■ WHAT THE EXERCISE ASKS ■
Retype the data that follows exactly. No pictures belong in the copy.

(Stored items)
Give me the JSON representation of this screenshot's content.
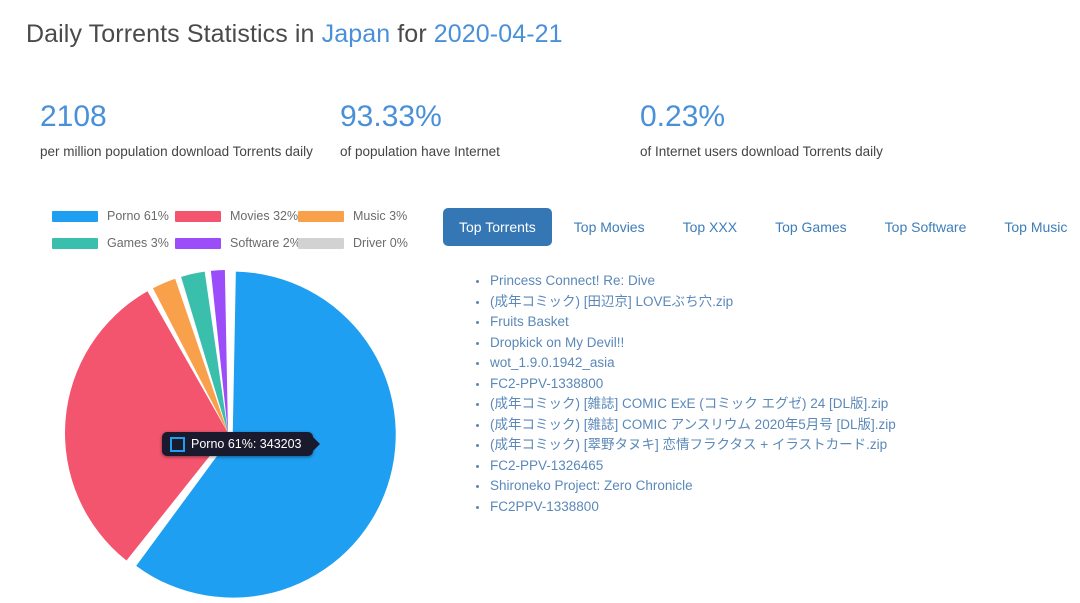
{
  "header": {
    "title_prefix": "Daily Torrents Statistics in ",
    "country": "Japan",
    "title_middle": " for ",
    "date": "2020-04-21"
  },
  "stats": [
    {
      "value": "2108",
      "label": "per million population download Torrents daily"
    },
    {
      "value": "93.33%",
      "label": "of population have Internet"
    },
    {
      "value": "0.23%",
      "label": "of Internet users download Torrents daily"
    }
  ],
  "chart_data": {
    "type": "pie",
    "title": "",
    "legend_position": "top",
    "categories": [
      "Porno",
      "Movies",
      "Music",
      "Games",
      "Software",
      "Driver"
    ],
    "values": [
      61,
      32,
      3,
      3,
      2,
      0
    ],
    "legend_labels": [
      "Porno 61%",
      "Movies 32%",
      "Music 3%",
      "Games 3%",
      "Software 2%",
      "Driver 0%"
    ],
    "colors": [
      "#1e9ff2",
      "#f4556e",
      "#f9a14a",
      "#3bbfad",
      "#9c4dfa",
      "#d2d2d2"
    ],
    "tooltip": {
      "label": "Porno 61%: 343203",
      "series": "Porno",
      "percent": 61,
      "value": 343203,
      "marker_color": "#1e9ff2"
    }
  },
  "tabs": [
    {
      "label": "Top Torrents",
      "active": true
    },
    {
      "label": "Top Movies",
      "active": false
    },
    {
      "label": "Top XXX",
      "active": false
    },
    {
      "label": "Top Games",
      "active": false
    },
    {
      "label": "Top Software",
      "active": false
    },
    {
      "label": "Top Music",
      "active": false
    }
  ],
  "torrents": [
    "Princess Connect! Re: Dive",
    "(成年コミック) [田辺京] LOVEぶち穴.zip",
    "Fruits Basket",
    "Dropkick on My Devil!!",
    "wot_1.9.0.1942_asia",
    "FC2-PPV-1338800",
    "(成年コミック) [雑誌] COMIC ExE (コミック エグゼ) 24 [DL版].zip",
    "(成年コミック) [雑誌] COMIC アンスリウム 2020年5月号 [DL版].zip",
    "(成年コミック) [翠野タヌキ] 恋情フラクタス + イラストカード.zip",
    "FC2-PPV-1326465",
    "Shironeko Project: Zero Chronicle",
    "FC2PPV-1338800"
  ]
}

■ REPLY ■
Give me the JSON representation of this screenshot's content.
{
  "header": {
    "title_prefix": "Daily Torrents Statistics in ",
    "country": "Japan",
    "title_middle": " for ",
    "date": "2020-04-21"
  },
  "stats": [
    {
      "value": "2108",
      "label": "per million population download Torrents daily"
    },
    {
      "value": "93.33%",
      "label": "of population have Internet"
    },
    {
      "value": "0.23%",
      "label": "of Internet users download Torrents daily"
    }
  ],
  "chart_data": {
    "type": "pie",
    "title": "",
    "legend_position": "top",
    "categories": [
      "Porno",
      "Movies",
      "Music",
      "Games",
      "Software",
      "Driver"
    ],
    "values": [
      61,
      32,
      3,
      3,
      2,
      0
    ],
    "legend_labels": [
      "Porno 61%",
      "Movies 32%",
      "Music 3%",
      "Games 3%",
      "Software 2%",
      "Driver 0%"
    ],
    "colors": [
      "#1e9ff2",
      "#f4556e",
      "#f9a14a",
      "#3bbfad",
      "#9c4dfa",
      "#d2d2d2"
    ],
    "tooltip": {
      "label": "Porno 61%: 343203",
      "series": "Porno",
      "percent": 61,
      "value": 343203,
      "marker_color": "#1e9ff2"
    }
  },
  "tabs": [
    {
      "label": "Top Torrents",
      "active": true
    },
    {
      "label": "Top Movies",
      "active": false
    },
    {
      "label": "Top XXX",
      "active": false
    },
    {
      "label": "Top Games",
      "active": false
    },
    {
      "label": "Top Software",
      "active": false
    },
    {
      "label": "Top Music",
      "active": false
    }
  ],
  "torrents": [
    "Princess Connect! Re: Dive",
    "(成年コミック) [田辺京] LOVEぶち穴.zip",
    "Fruits Basket",
    "Dropkick on My Devil!!",
    "wot_1.9.0.1942_asia",
    "FC2-PPV-1338800",
    "(成年コミック) [雑誌] COMIC ExE (コミック エグゼ) 24 [DL版].zip",
    "(成年コミック) [雑誌] COMIC アンスリウム 2020年5月号 [DL版].zip",
    "(成年コミック) [翠野タヌキ] 恋情フラクタス + イラストカード.zip",
    "FC2-PPV-1326465",
    "Shironeko Project: Zero Chronicle",
    "FC2PPV-1338800"
  ]
}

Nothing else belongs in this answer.